§ **EXERCISE PROMPT**
Go line by line through the records and tally those that include "structured". Respond with the tally only.

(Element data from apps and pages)
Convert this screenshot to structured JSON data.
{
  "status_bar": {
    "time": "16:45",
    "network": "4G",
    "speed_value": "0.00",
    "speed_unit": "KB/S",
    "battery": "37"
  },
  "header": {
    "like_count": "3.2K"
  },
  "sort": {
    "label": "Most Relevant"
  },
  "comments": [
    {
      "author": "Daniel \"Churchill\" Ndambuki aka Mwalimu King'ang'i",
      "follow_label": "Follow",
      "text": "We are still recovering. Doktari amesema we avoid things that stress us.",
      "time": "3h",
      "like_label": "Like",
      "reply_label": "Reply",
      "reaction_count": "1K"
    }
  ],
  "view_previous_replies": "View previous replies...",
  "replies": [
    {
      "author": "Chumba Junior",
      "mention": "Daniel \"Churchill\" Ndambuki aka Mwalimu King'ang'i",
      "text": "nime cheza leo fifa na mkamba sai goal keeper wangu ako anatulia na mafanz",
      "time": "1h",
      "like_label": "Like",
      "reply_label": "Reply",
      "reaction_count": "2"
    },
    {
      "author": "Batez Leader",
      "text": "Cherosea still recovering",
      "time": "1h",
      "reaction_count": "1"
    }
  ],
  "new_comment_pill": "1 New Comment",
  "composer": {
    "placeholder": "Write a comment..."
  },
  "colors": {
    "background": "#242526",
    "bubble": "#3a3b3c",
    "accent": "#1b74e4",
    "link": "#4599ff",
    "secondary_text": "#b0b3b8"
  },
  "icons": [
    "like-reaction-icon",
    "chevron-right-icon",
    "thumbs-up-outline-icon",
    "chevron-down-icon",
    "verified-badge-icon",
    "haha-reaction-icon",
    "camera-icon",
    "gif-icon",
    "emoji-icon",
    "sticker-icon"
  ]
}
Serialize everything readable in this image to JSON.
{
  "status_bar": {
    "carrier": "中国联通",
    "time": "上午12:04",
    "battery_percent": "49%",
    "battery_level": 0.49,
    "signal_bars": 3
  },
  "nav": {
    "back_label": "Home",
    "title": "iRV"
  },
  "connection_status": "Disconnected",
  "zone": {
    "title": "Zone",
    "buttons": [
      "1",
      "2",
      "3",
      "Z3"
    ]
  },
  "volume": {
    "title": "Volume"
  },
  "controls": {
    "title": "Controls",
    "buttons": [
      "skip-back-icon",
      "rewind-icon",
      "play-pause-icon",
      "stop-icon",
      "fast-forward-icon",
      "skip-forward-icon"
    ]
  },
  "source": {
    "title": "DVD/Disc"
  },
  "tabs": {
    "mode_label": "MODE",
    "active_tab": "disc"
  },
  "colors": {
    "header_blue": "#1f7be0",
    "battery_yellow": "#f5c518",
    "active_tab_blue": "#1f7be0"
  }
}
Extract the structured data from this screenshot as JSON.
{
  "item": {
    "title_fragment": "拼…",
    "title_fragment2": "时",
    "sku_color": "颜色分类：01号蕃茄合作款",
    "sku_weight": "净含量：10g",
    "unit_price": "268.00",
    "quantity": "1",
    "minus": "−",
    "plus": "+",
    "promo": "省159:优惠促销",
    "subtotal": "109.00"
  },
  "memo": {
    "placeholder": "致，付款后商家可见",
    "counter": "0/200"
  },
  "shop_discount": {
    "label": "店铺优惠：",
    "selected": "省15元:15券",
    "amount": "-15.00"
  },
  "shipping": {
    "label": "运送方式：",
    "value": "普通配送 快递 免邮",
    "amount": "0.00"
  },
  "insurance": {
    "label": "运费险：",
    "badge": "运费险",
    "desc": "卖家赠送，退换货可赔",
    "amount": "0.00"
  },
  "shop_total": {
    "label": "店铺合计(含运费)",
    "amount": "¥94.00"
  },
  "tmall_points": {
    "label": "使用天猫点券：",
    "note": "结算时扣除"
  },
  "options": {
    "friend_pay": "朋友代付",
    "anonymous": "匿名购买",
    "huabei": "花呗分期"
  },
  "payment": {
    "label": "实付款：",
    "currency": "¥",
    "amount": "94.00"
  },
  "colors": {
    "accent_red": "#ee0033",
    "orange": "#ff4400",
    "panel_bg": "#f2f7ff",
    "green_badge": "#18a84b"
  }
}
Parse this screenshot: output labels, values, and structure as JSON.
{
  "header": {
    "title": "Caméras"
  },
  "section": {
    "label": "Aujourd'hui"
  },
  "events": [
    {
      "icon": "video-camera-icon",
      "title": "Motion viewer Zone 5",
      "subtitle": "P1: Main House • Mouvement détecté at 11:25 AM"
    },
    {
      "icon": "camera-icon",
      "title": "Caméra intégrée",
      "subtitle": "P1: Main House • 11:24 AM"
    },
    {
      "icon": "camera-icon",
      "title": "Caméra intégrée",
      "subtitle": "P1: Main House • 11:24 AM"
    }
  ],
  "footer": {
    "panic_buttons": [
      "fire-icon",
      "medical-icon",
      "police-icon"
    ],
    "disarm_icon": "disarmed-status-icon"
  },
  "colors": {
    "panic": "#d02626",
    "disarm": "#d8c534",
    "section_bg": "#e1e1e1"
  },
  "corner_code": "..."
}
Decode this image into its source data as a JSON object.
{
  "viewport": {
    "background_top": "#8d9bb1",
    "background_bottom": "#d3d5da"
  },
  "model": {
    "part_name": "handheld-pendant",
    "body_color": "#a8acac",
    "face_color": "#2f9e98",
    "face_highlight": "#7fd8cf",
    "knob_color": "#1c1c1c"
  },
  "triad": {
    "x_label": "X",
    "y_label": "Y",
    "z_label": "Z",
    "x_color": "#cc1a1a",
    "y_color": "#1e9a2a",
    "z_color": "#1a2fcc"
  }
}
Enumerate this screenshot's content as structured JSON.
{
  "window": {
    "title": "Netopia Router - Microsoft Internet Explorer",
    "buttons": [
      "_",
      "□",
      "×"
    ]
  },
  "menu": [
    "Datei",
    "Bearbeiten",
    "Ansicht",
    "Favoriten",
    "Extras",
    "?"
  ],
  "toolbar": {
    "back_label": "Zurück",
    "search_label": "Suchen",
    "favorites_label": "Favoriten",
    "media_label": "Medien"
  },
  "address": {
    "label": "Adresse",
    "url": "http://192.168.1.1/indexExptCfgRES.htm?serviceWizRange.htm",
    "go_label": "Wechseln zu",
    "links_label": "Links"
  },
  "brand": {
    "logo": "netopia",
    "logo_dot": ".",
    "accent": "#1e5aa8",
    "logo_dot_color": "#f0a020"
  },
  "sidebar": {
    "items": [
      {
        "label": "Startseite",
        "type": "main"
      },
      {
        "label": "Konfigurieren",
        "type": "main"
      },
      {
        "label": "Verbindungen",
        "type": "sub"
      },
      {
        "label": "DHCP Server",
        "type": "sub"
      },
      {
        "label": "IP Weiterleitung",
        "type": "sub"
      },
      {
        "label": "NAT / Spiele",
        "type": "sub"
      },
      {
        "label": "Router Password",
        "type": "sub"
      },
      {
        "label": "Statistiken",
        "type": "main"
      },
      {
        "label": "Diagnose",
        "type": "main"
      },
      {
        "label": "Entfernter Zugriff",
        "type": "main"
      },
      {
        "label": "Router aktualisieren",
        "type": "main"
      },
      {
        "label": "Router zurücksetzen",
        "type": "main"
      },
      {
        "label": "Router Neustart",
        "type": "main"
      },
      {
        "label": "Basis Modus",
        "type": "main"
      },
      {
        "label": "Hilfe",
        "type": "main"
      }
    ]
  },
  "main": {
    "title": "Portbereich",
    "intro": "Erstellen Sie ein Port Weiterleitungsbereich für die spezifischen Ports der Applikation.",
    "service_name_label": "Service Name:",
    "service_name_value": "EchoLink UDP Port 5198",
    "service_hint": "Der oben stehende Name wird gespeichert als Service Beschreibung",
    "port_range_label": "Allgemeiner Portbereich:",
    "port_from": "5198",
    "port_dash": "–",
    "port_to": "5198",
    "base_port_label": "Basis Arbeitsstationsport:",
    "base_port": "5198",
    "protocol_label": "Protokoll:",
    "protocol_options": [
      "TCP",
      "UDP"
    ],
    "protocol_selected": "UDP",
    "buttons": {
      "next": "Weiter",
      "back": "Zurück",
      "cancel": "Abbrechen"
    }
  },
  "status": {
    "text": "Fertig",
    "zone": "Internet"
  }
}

§ **TASK ANSWER**
3